*** Task data ***

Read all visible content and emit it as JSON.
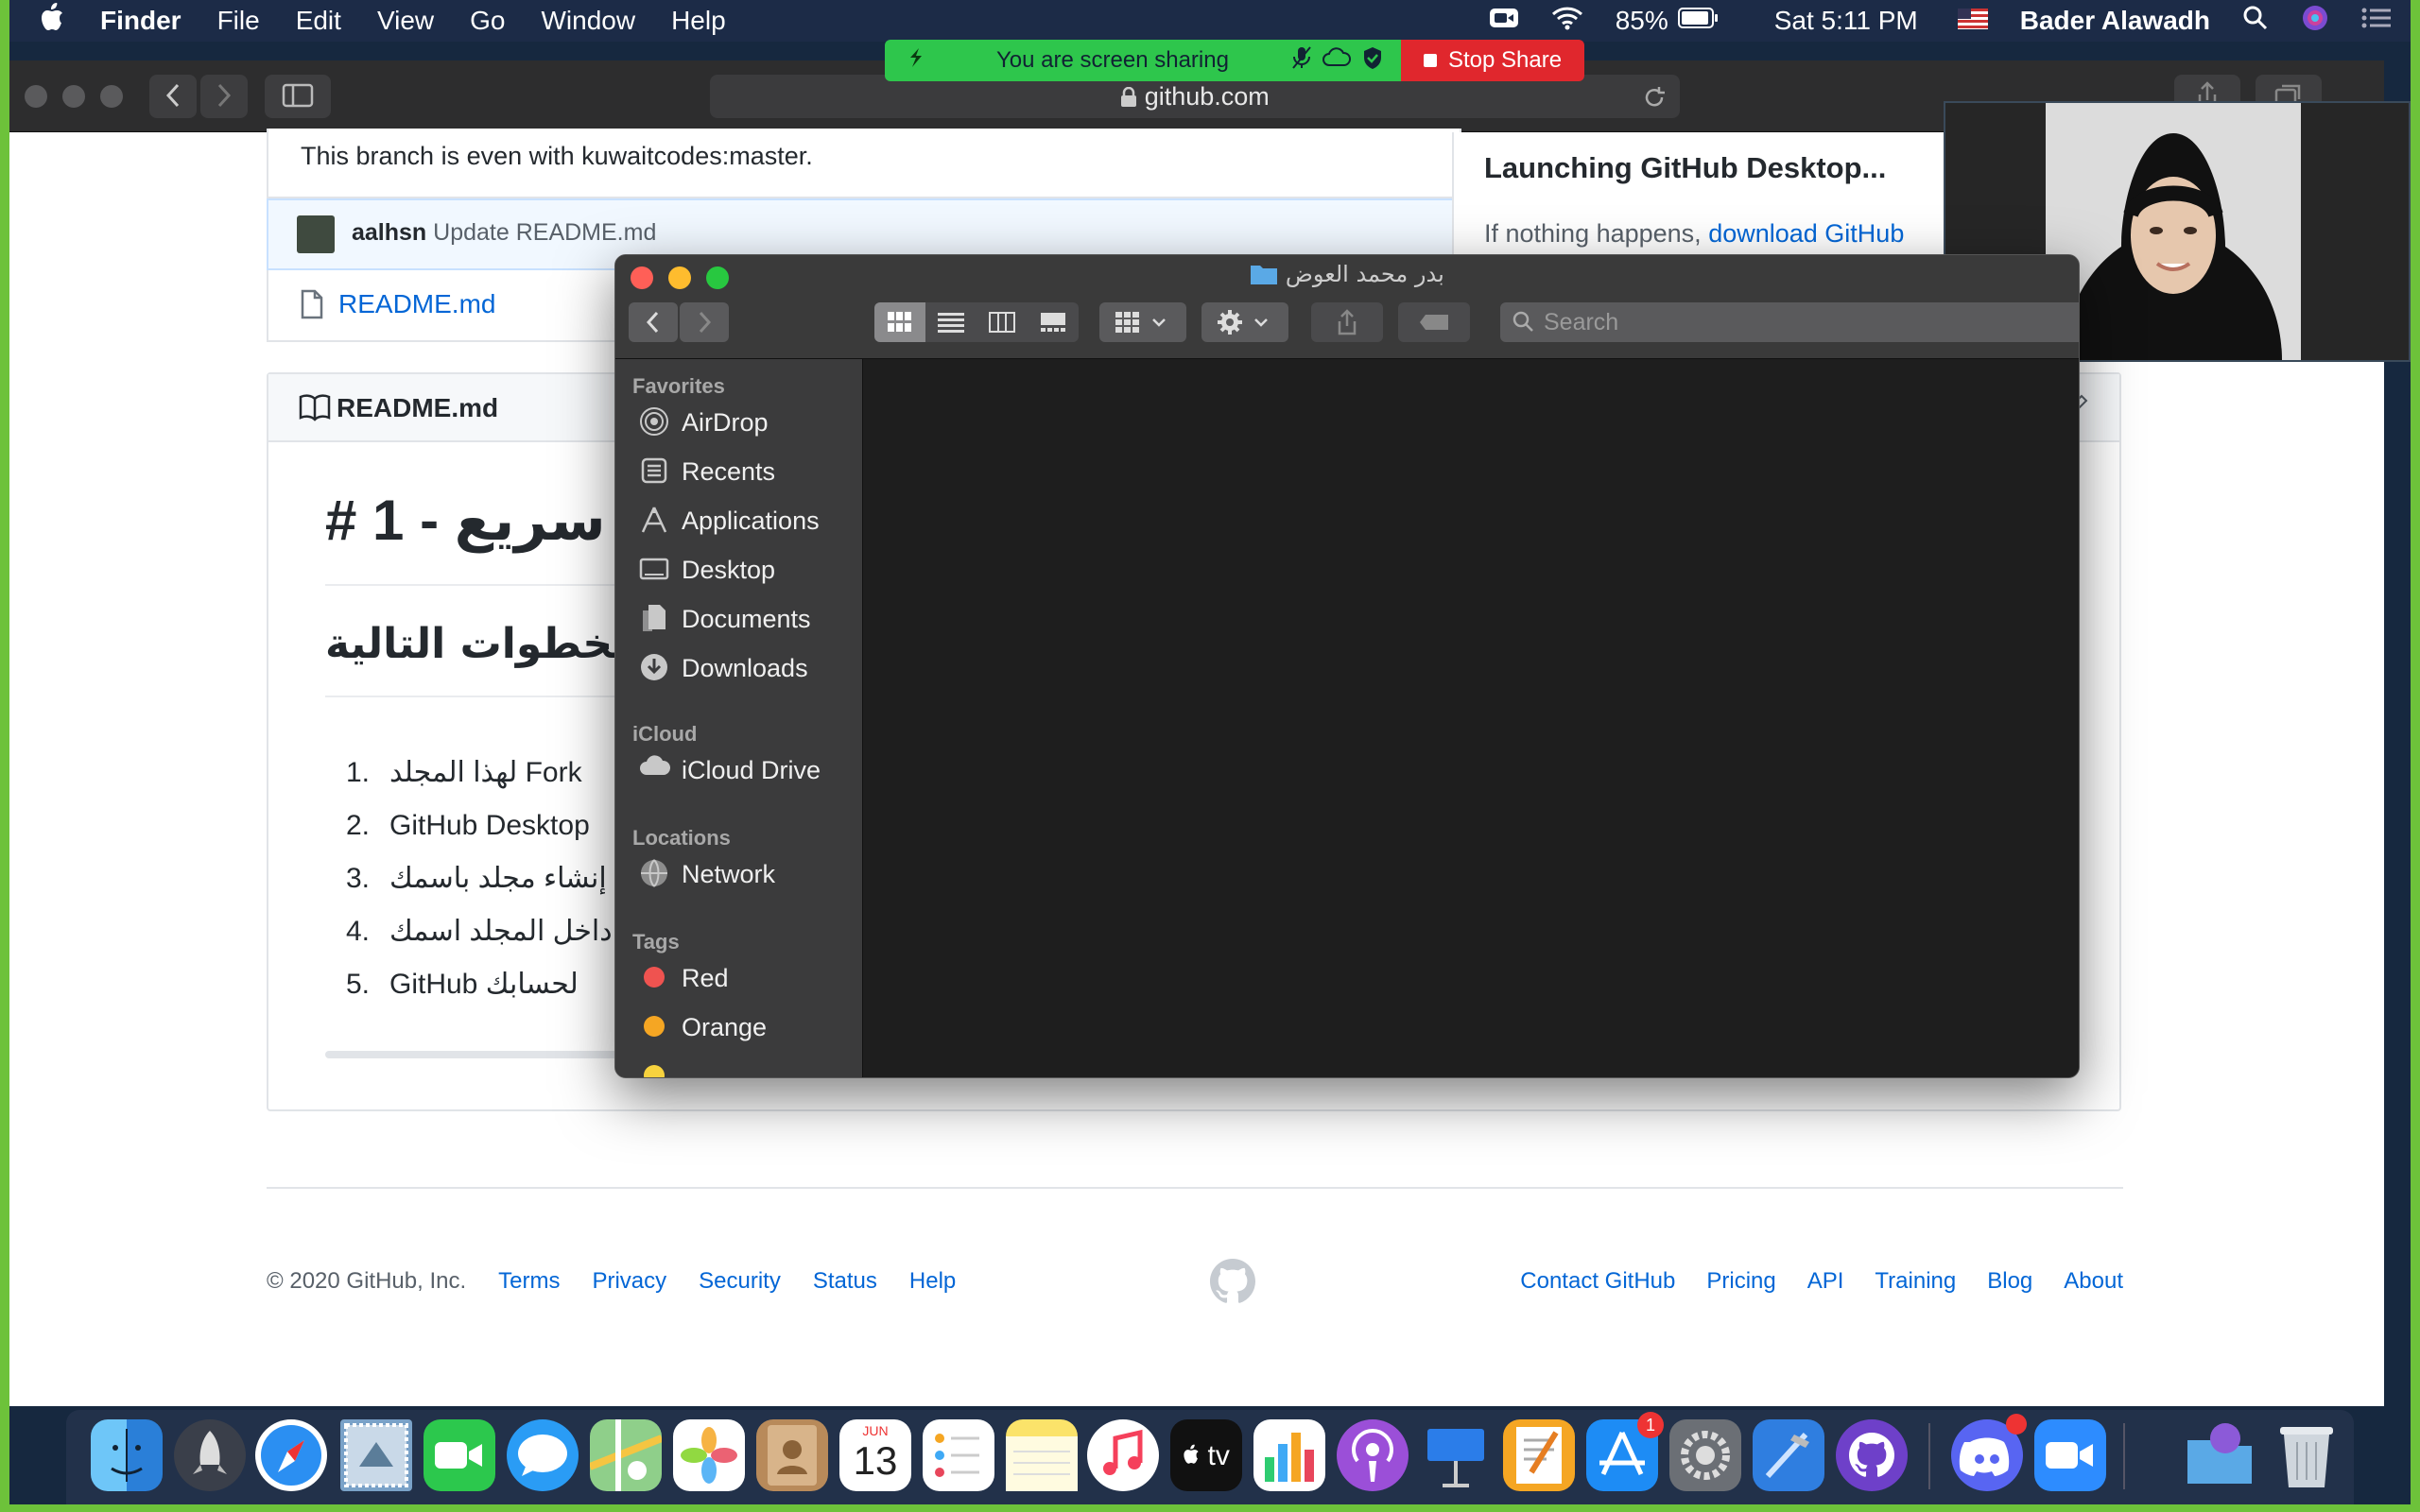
{
  "menubar": {
    "apple": "",
    "app": "Finder",
    "items": [
      "File",
      "Edit",
      "View",
      "Go",
      "Window",
      "Help"
    ],
    "battery": "85%",
    "clock": "Sat 5:11 PM",
    "user": "Bader Alawadh"
  },
  "screen_share": {
    "status": "You are screen sharing",
    "stop": "Stop Share"
  },
  "browser": {
    "url": "github.com"
  },
  "github": {
    "branch_msg": "This branch is even with kuwaitcodes:master.",
    "commit_user": "aalhsn",
    "commit_msg": "Update README.md",
    "file": "README.md",
    "readme_header": "README.md",
    "launch_title": "Launching GitHub Desktop...",
    "launch_text": "If nothing happens,",
    "launch_link": "download GitHub",
    "h1_prefix": "# 1 -",
    "h1_visible": "سريع",
    "h2_visible": "الخطوات التالية",
    "list": [
      {
        "num": "1.",
        "text": "لهذا المجلد Fork"
      },
      {
        "num": "2.",
        "text": "GitHub Desktop"
      },
      {
        "num": "3.",
        "text": "إنشاء مجلد باسمك"
      },
      {
        "num": "4.",
        "text": "داخل المجلد اسمك"
      },
      {
        "num": "5.",
        "text": "GitHub لحسابك"
      }
    ],
    "footer_copyright": "© 2020 GitHub, Inc.",
    "footer_left": [
      "Terms",
      "Privacy",
      "Security",
      "Status",
      "Help"
    ],
    "footer_right": [
      "Contact GitHub",
      "Pricing",
      "API",
      "Training",
      "Blog",
      "About"
    ]
  },
  "finder": {
    "title": "بدر محمد العوض",
    "search_placeholder": "Search",
    "favorites_label": "Favorites",
    "favorites": [
      "AirDrop",
      "Recents",
      "Applications",
      "Desktop",
      "Documents",
      "Downloads"
    ],
    "icloud_label": "iCloud",
    "icloud": [
      "iCloud Drive"
    ],
    "locations_label": "Locations",
    "locations": [
      "Network"
    ],
    "tags_label": "Tags",
    "tags": [
      {
        "name": "Red",
        "color": "#ef5350"
      },
      {
        "name": "Orange",
        "color": "#f5a623"
      }
    ]
  },
  "dock": {
    "calendar_month": "JUN",
    "calendar_day": "13",
    "appstore_badge": "1",
    "tv_label": "tv"
  }
}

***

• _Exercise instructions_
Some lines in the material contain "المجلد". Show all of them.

• _Answer section_
        "text": "لهذا المجلد Fork"
        "text": "داخل المجلد اسمك"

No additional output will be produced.